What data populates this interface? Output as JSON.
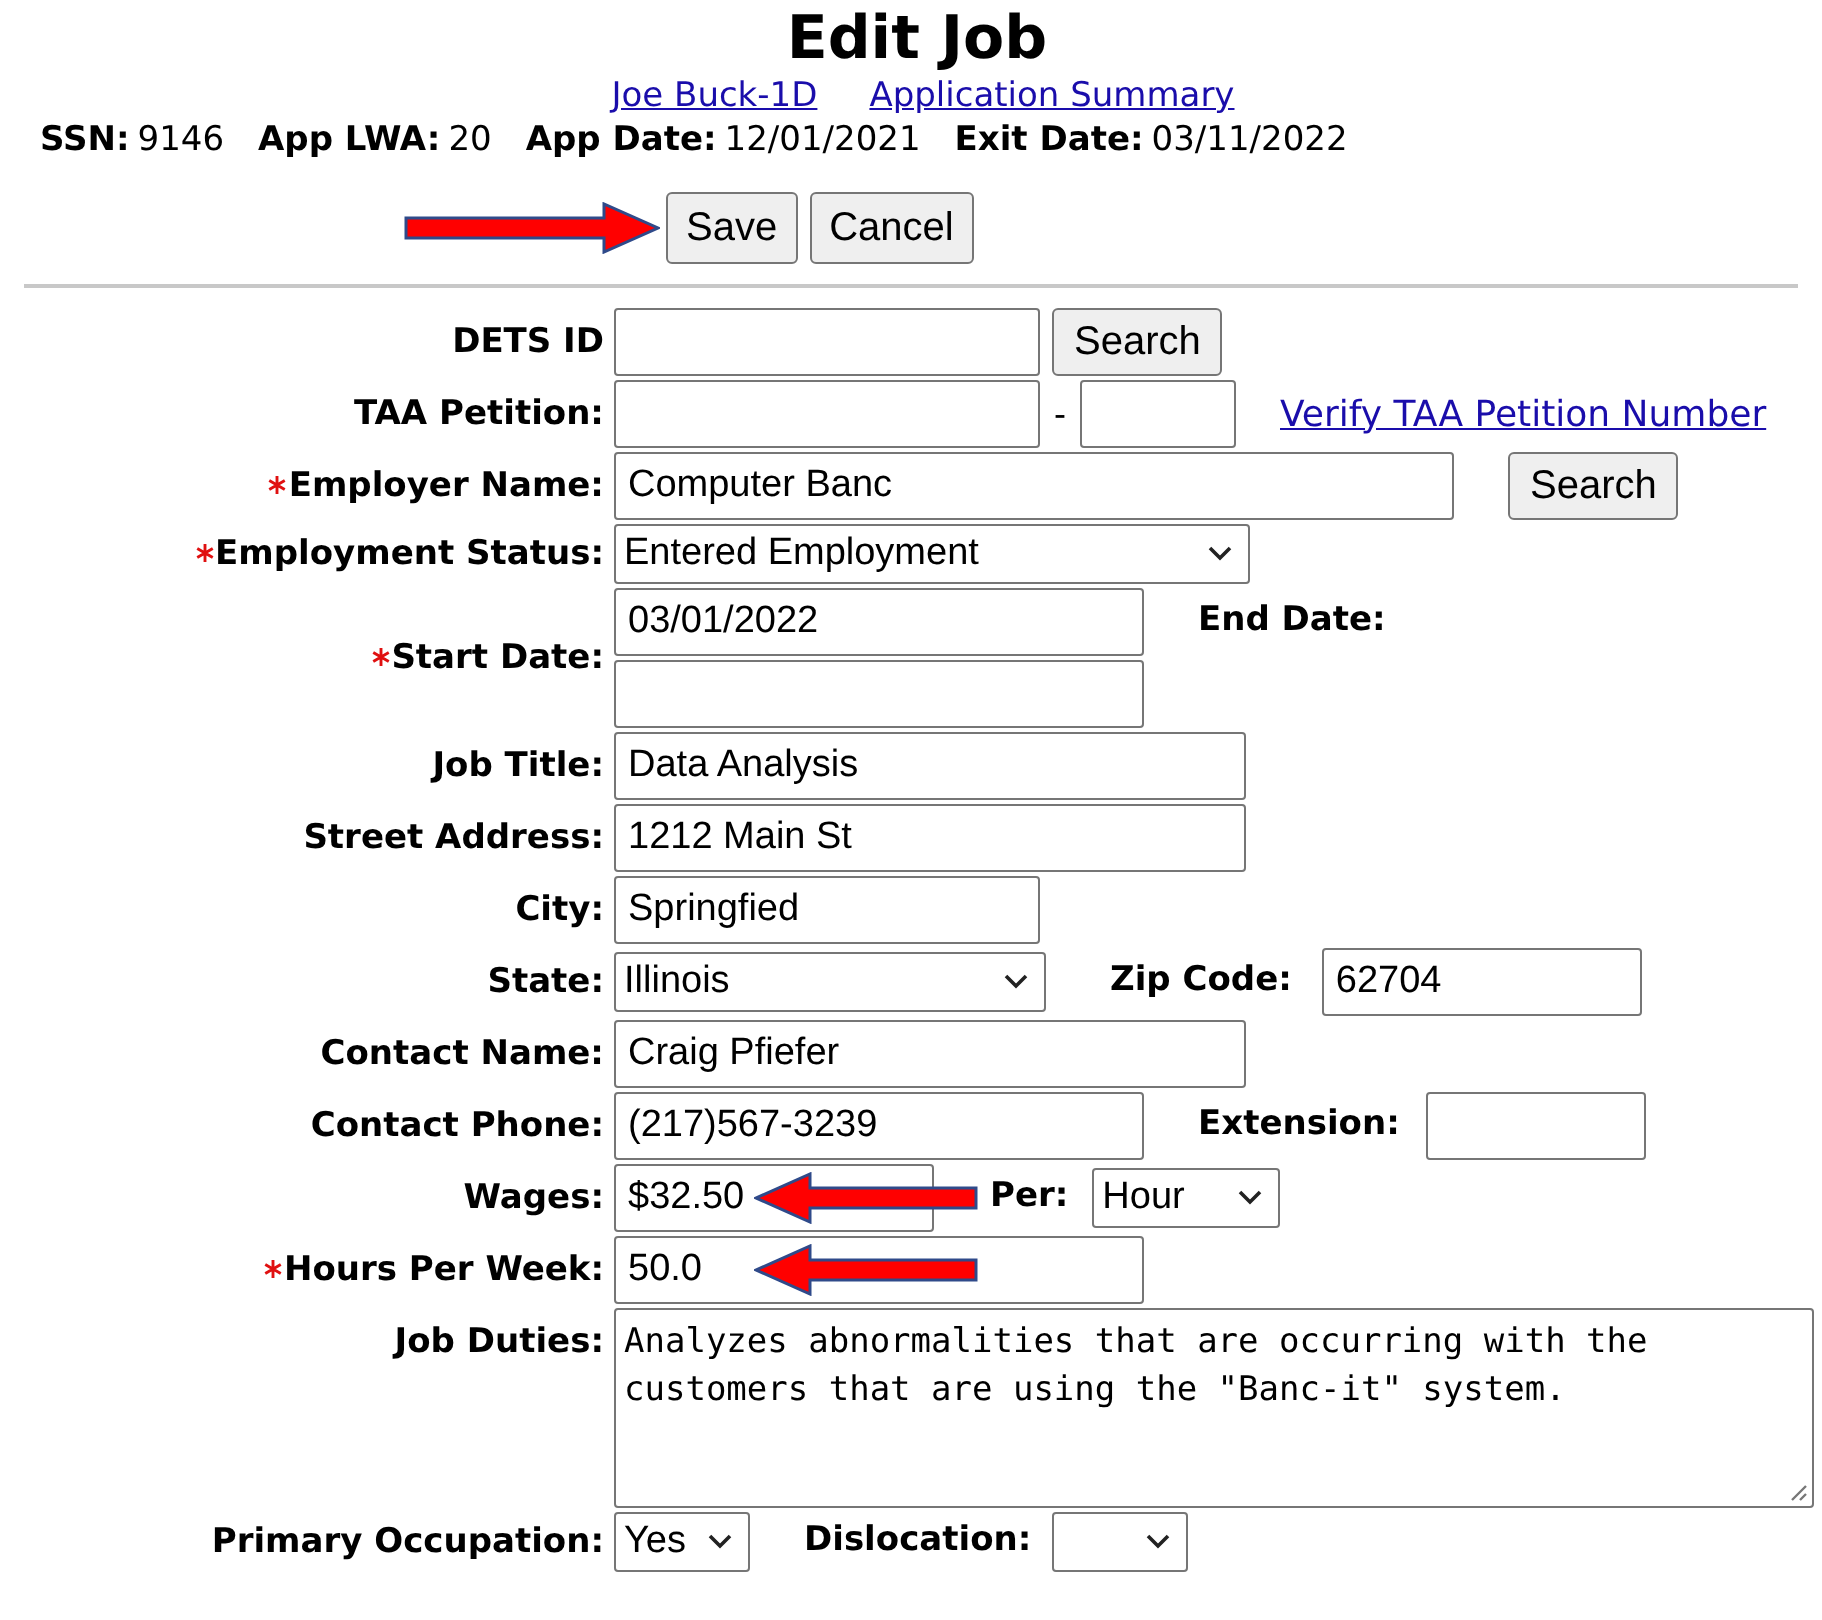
{
  "title": "Edit Job",
  "links": [
    "Joe Buck-1D",
    "Application Summary"
  ],
  "info": [
    {
      "label": "SSN:",
      "value": "9146"
    },
    {
      "label": "App LWA:",
      "value": "20"
    },
    {
      "label": "App Date:",
      "value": "12/01/2021"
    },
    {
      "label": "Exit Date:",
      "value": "03/11/2022"
    }
  ],
  "buttons": [
    {
      "label": "Save",
      "arrow": true
    },
    {
      "label": "Cancel",
      "arrow": false
    }
  ],
  "rows": [
    {
      "label": "DETS ID",
      "required": false,
      "controls": [
        {
          "kind": "input"
        },
        {
          "kind": "button",
          "label": "Search"
        }
      ]
    },
    {
      "label": "TAA Petition:",
      "required": false,
      "controls": [
        {
          "kind": "input"
        },
        {
          "kind": "text",
          "text": "-"
        },
        {
          "kind": "input"
        },
        {
          "kind": "link",
          "text": "Verify TAA Petition Number"
        }
      ]
    },
    {
      "label": "Employer Name:",
      "required": true,
      "controls": [
        {
          "kind": "input",
          "value": "Computer Banc"
        },
        {
          "kind": "button",
          "label": "Search"
        }
      ]
    },
    {
      "label": "Employment Status:",
      "required": true,
      "controls": [
        {
          "kind": "select",
          "value": "Entered Employment"
        }
      ]
    },
    {
      "label": "Start Date:",
      "required": true,
      "controls": [
        {
          "kind": "stack",
          "fields": [
            {
              "kind": "input",
              "value": "03/01/2022"
            },
            {
              "kind": "input"
            }
          ]
        },
        {
          "kind": "label",
          "text": "End Date:"
        }
      ]
    },
    {
      "label": "Job Title:",
      "required": false,
      "controls": [
        {
          "kind": "input",
          "value": "Data Analysis"
        }
      ]
    },
    {
      "label": "Street Address:",
      "required": false,
      "controls": [
        {
          "kind": "input",
          "value": "1212 Main St"
        }
      ]
    },
    {
      "label": "City:",
      "required": false,
      "controls": [
        {
          "kind": "input",
          "value": "Springfied"
        }
      ]
    },
    {
      "label": "State:",
      "required": false,
      "controls": [
        {
          "kind": "select",
          "value": "Illinois"
        },
        {
          "kind": "label",
          "text": "Zip Code:"
        },
        {
          "kind": "input",
          "value": "62704"
        }
      ]
    },
    {
      "label": "Contact Name:",
      "required": false,
      "controls": [
        {
          "kind": "input",
          "value": "Craig Pfiefer"
        }
      ]
    },
    {
      "label": "Contact Phone:",
      "required": false,
      "controls": [
        {
          "kind": "input",
          "value": "(217)567-3239"
        },
        {
          "kind": "label",
          "text": "Extension:"
        },
        {
          "kind": "input"
        }
      ]
    },
    {
      "label": "Wages:",
      "required": false,
      "controls": [
        {
          "kind": "input",
          "value": "$32.50",
          "arrow": true
        },
        {
          "kind": "label",
          "text": "Per:"
        },
        {
          "kind": "select",
          "value": "Hour"
        }
      ]
    },
    {
      "label": "Hours Per Week:",
      "required": true,
      "controls": [
        {
          "kind": "input",
          "value": "50.0",
          "arrow": true
        }
      ]
    },
    {
      "label": "Job Duties:",
      "required": false,
      "controls": [
        {
          "kind": "textarea",
          "value": "Analyzes abnormalities that are occurring with the customers that are using the \"Banc-it\" system."
        }
      ]
    },
    {
      "label": "Primary Occupation:",
      "required": false,
      "controls": [
        {
          "kind": "select",
          "value": "Yes"
        },
        {
          "kind": "label",
          "text": "Dislocation:"
        },
        {
          "kind": "select"
        }
      ]
    }
  ]
}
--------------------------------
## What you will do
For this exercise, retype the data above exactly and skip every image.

## Result below
What data populates this interface? Output as JSON.
{
  "title": "Edit Job",
  "links": [
    "Joe Buck-1D",
    "Application Summary"
  ],
  "info": [
    {
      "label": "SSN:",
      "value": "9146"
    },
    {
      "label": "App LWA:",
      "value": "20"
    },
    {
      "label": "App Date:",
      "value": "12/01/2021"
    },
    {
      "label": "Exit Date:",
      "value": "03/11/2022"
    }
  ],
  "buttons": [
    {
      "label": "Save",
      "arrow": true
    },
    {
      "label": "Cancel",
      "arrow": false
    }
  ],
  "rows": [
    {
      "label": "DETS ID",
      "required": false,
      "controls": [
        {
          "kind": "input"
        },
        {
          "kind": "button",
          "label": "Search"
        }
      ]
    },
    {
      "label": "TAA Petition:",
      "required": false,
      "controls": [
        {
          "kind": "input"
        },
        {
          "kind": "text",
          "text": "-"
        },
        {
          "kind": "input"
        },
        {
          "kind": "link",
          "text": "Verify TAA Petition Number"
        }
      ]
    },
    {
      "label": "Employer Name:",
      "required": true,
      "controls": [
        {
          "kind": "input",
          "value": "Computer Banc"
        },
        {
          "kind": "button",
          "label": "Search"
        }
      ]
    },
    {
      "label": "Employment Status:",
      "required": true,
      "controls": [
        {
          "kind": "select",
          "value": "Entered Employment"
        }
      ]
    },
    {
      "label": "Start Date:",
      "required": true,
      "controls": [
        {
          "kind": "stack",
          "fields": [
            {
              "kind": "input",
              "value": "03/01/2022"
            },
            {
              "kind": "input"
            }
          ]
        },
        {
          "kind": "label",
          "text": "End Date:"
        }
      ]
    },
    {
      "label": "Job Title:",
      "required": false,
      "controls": [
        {
          "kind": "input",
          "value": "Data Analysis"
        }
      ]
    },
    {
      "label": "Street Address:",
      "required": false,
      "controls": [
        {
          "kind": "input",
          "value": "1212 Main St"
        }
      ]
    },
    {
      "label": "City:",
      "required": false,
      "controls": [
        {
          "kind": "input",
          "value": "Springfied"
        }
      ]
    },
    {
      "label": "State:",
      "required": false,
      "controls": [
        {
          "kind": "select",
          "value": "Illinois"
        },
        {
          "kind": "label",
          "text": "Zip Code:"
        },
        {
          "kind": "input",
          "value": "62704"
        }
      ]
    },
    {
      "label": "Contact Name:",
      "required": false,
      "controls": [
        {
          "kind": "input",
          "value": "Craig Pfiefer"
        }
      ]
    },
    {
      "label": "Contact Phone:",
      "required": false,
      "controls": [
        {
          "kind": "input",
          "value": "(217)567-3239"
        },
        {
          "kind": "label",
          "text": "Extension:"
        },
        {
          "kind": "input"
        }
      ]
    },
    {
      "label": "Wages:",
      "required": false,
      "controls": [
        {
          "kind": "input",
          "value": "$32.50",
          "arrow": true
        },
        {
          "kind": "label",
          "text": "Per:"
        },
        {
          "kind": "select",
          "value": "Hour"
        }
      ]
    },
    {
      "label": "Hours Per Week:",
      "required": true,
      "controls": [
        {
          "kind": "input",
          "value": "50.0",
          "arrow": true
        }
      ]
    },
    {
      "label": "Job Duties:",
      "required": false,
      "controls": [
        {
          "kind": "textarea",
          "value": "Analyzes abnormalities that are occurring with the customers that are using the \"Banc-it\" system."
        }
      ]
    },
    {
      "label": "Primary Occupation:",
      "required": false,
      "controls": [
        {
          "kind": "select",
          "value": "Yes"
        },
        {
          "kind": "label",
          "text": "Dislocation:"
        },
        {
          "kind": "select"
        }
      ]
    }
  ]
}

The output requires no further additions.